RURICOLA. would not exceed 60001. Of this sum no inconsiderable return would be

Fungor vice cotis. made, in the inanure that would be Mr.URBAN, Abbolts Roding, Apr.8.

N answer to the bottom of the water, of wbich I am, able to form some little estimate, Mr. Rolfe can be the Nephew of Lord from a similar work of my own (but Nelson, let me frankly. and candidly far inferior in magnitude), which I acknowledge that it was an error directed the performance of in the into which I in voluntarily fell, when Autumn of last year, and which, by I so described him in my letter of tast. the cleaning of the bottom of a small October's date. The consanguinity piece of water in the form of a Canal, subsisting between Lord Nelson and not above an acre in extent, gave me Mr. Rolfe is of an inferior degree. near 800 two-horse cart-loads of ex. Lord Nelson was the nephew of Mr. cellent manure. The proportionate Rolfe's mother; the father of the quantity to be expected from the one, and the mother of the other, be.. work proposed, might, considering the ing brother and sister. I ought, mode in which the expence would be therefore, to have placed himn in no defrayed, be looked upon as so much nearer degree of consanguinity than clear gain to the publick. The addio that of having been bis first cousin. tional beauty that would be given to In justice to my most excellent and the water by the enlargement of it, valuable friend, I must say, that he varying the form of its banks, making not only very early convinced me of headlands, bays, &c. I think is evi my mistake, but expected to have dent, and indeed, if properly executed, seen the subject placed in its true and, might be greater than can .well be proper light in the Magazine of the imagined. This would be done chiefly subsequeot month. Such would have with the squff to be excavated (a great been the case, had I pot thought it to deal of which would probably be bar. have been a trivial matter, of little row-work), and the space and form or of no consequence whatsoever ; of the ground between the water and particularly as it had no respect to a the wood on its sides (in the Gardens) table of genealogy, where accuracy is such as would easily admit of it*, and precision are indispensably requi
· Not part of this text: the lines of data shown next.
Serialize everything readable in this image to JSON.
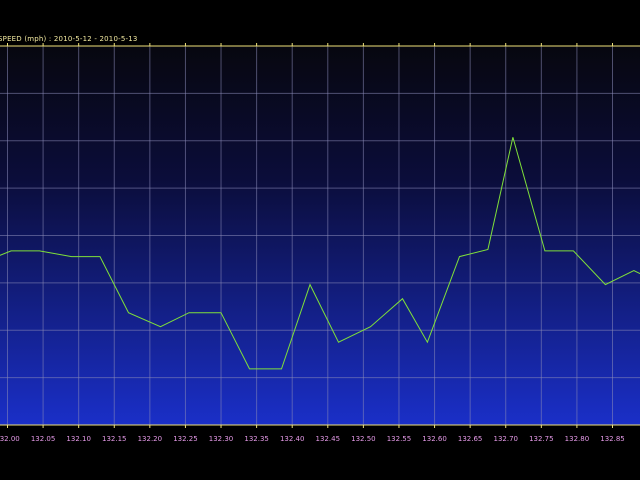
{
  "chart_data": {
    "type": "line",
    "title": "SPEED (mph) : 2010-5-12 - 2010-5-13",
    "xlabel": "",
    "ylabel": "",
    "x_ticks": [
      "132.00",
      "132.05",
      "132.10",
      "132.15",
      "132.20",
      "132.25",
      "132.30",
      "132.35",
      "132.40",
      "132.45",
      "132.50",
      "132.55",
      "132.60",
      "132.65",
      "132.70",
      "132.75",
      "132.80",
      "132.85"
    ],
    "xlim": [
      132.0,
      132.885
    ],
    "grid": true,
    "series": [
      {
        "color": "#7fe03a",
        "x": [
          131.985,
          132.005,
          132.045,
          132.09,
          132.13,
          132.17,
          132.215,
          132.255,
          132.3,
          132.34,
          132.385,
          132.425,
          132.465,
          132.51,
          132.555,
          132.59,
          132.635,
          132.675,
          132.71,
          132.755,
          132.795,
          132.84,
          132.88,
          132.9
        ],
        "values": [
          6.0,
          6.4,
          6.4,
          6.0,
          6.0,
          2.0,
          1.0,
          2.0,
          2.0,
          -2.0,
          -2.0,
          4.0,
          -0.1,
          1.0,
          3.0,
          -0.1,
          6.0,
          6.5,
          14.5,
          6.4,
          6.4,
          4.0,
          5.0,
          4.5
        ]
      }
    ],
    "ylim": [
      -6,
      21
    ]
  }
}
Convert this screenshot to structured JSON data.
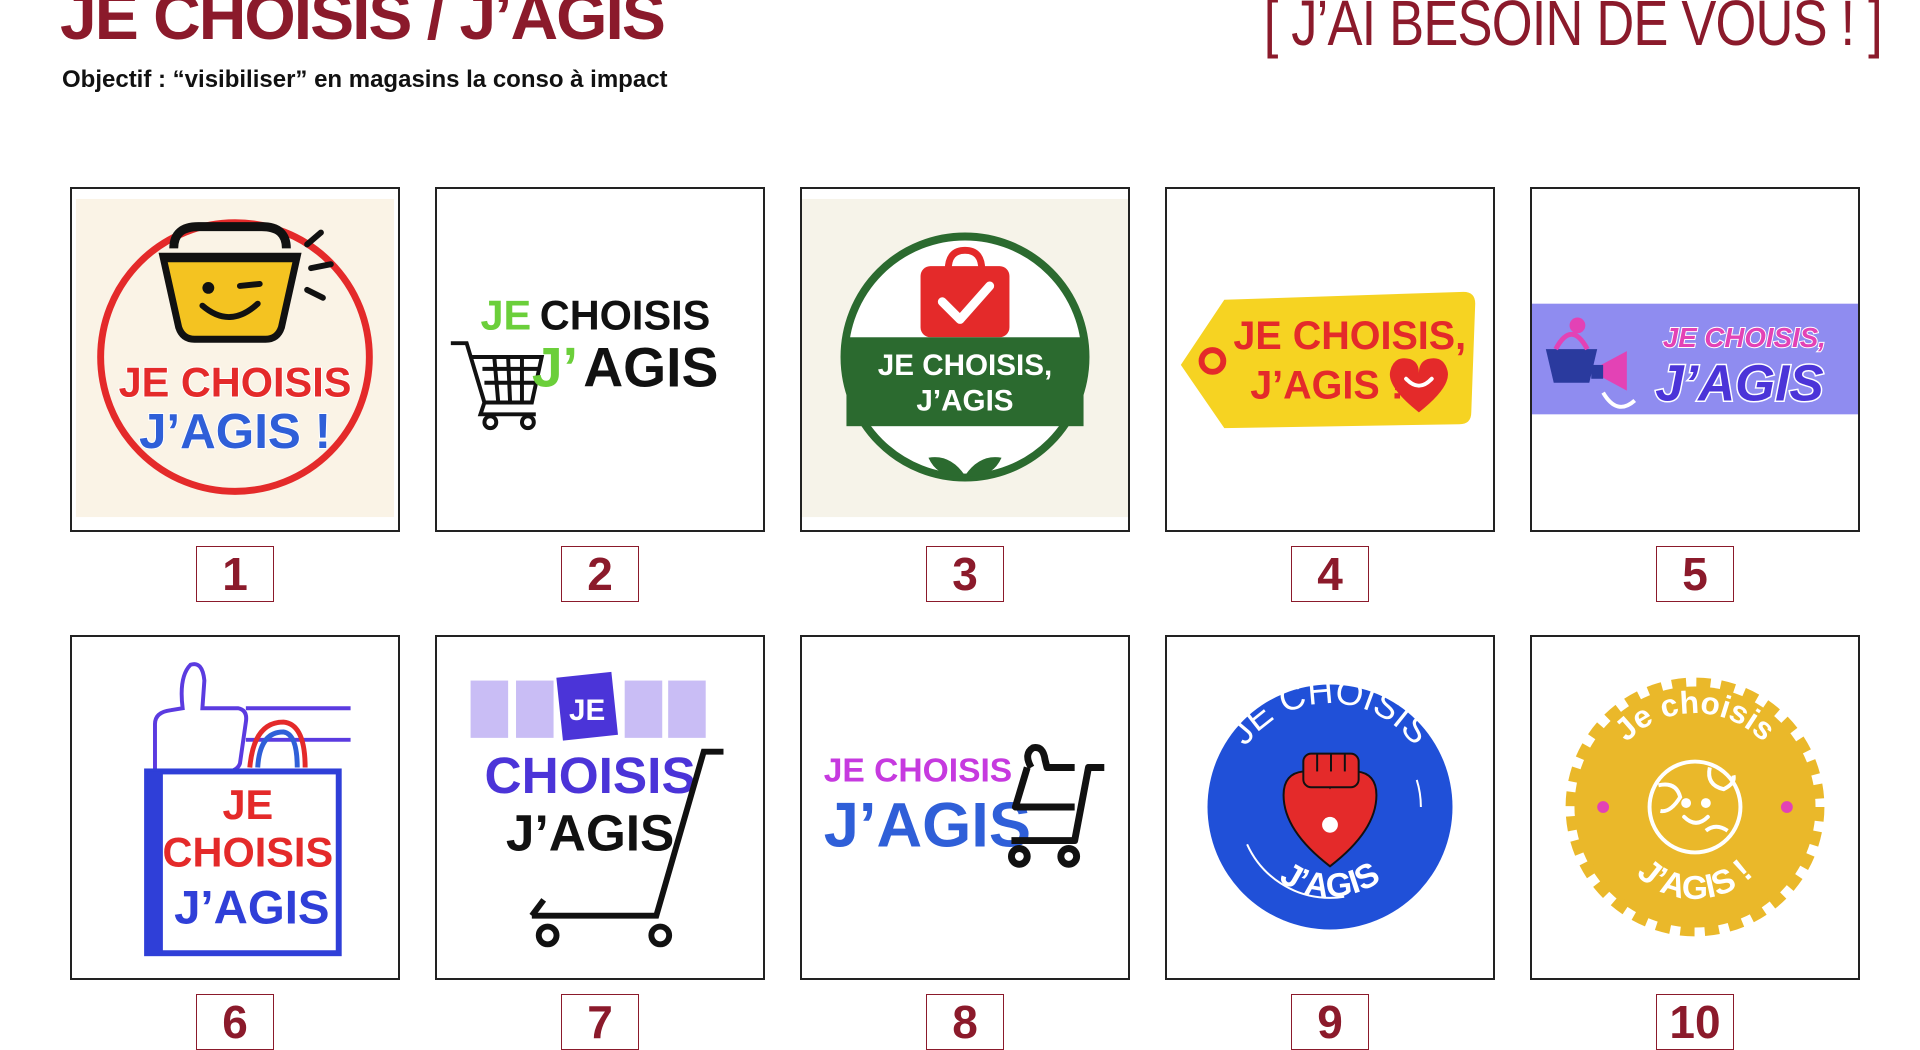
{
  "header": {
    "title": "JE CHOISIS / J’AGIS",
    "subtitle": "Objectif : “visibiliser” en magasins la conso à impact",
    "callout": "[ J’AI BESOIN DE VOUS ! ]"
  },
  "proposals": [
    {
      "number": "1",
      "texts": [
        "JE CHOISIS",
        "J’AGIS !"
      ]
    },
    {
      "number": "2",
      "texts": [
        "JE",
        "CHOISIS",
        "J’",
        "AGIS"
      ]
    },
    {
      "number": "3",
      "texts": [
        "JE CHOISIS,",
        "J’AGIS"
      ]
    },
    {
      "number": "4",
      "texts": [
        "JE CHOISIS,",
        "J’AGIS !"
      ]
    },
    {
      "number": "5",
      "texts": [
        "JE CHOISIS,",
        "J’AGIS"
      ]
    },
    {
      "number": "6",
      "texts": [
        "JE",
        "CHOISIS",
        "J’AGIS"
      ]
    },
    {
      "number": "7",
      "texts": [
        "JE",
        "CHOISIS",
        "J’AGIS"
      ]
    },
    {
      "number": "8",
      "texts": [
        "JE CHOISIS",
        "J’AGIS"
      ]
    },
    {
      "number": "9",
      "texts": [
        "JE CHOISIS",
        "J’AGIS"
      ]
    },
    {
      "number": "10",
      "texts": [
        "Je choisis",
        "J’AGIS !"
      ]
    }
  ],
  "colors": {
    "brand": "#8b1a2b",
    "red": "#e42a2a",
    "blue": "#2f5fd8",
    "green": "#2b6a2f",
    "lightgreen": "#6bcf3a",
    "yellow": "#f6d322",
    "purple": "#5b3be0",
    "magenta": "#c63adf",
    "gold": "#eab82a"
  },
  "icons": [
    "shopping-basket-icon",
    "shopping-cart-icon",
    "shopping-bag-check-icon",
    "price-tag-icon",
    "megaphone-icon",
    "thumbs-up-icon",
    "fist-heart-icon",
    "globe-smile-icon"
  ]
}
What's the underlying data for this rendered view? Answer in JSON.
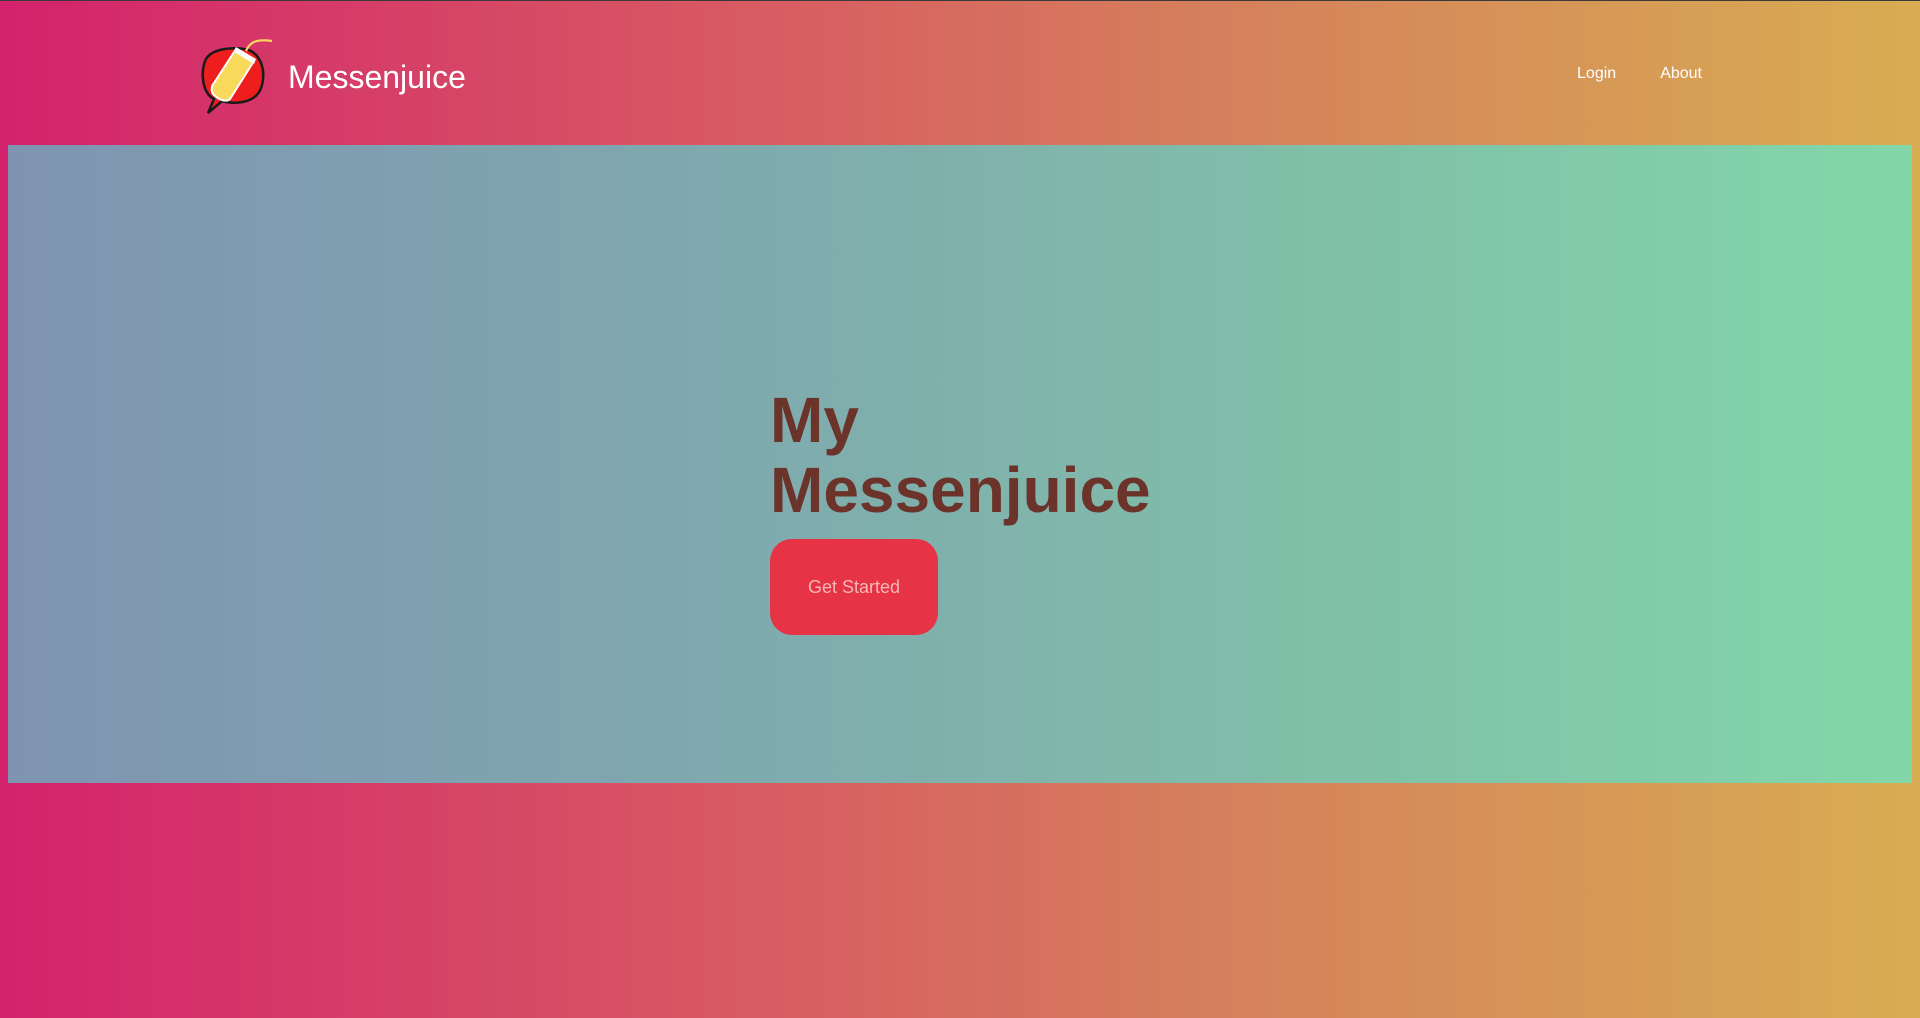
{
  "header": {
    "brand_name": "Messenjuice",
    "nav": {
      "login_label": "Login",
      "about_label": "About"
    }
  },
  "hero": {
    "title_line1": "My",
    "title_line2": "Messenjuice",
    "cta_label": "Get Started"
  },
  "colors": {
    "cta_background": "#e63446",
    "title_text": "#6b3329"
  },
  "icons": {
    "logo": "juice-cup-speech-bubble-icon"
  }
}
For a fartber conception of what I propose, I need only refer to the Maps of London and its Environs, particularly Messrs. Laurie and Whittle's Map of London, which comprehends Hyde Park, and good part of Kensington Gardens.

[ocr errors]


« 上一頁繼續 »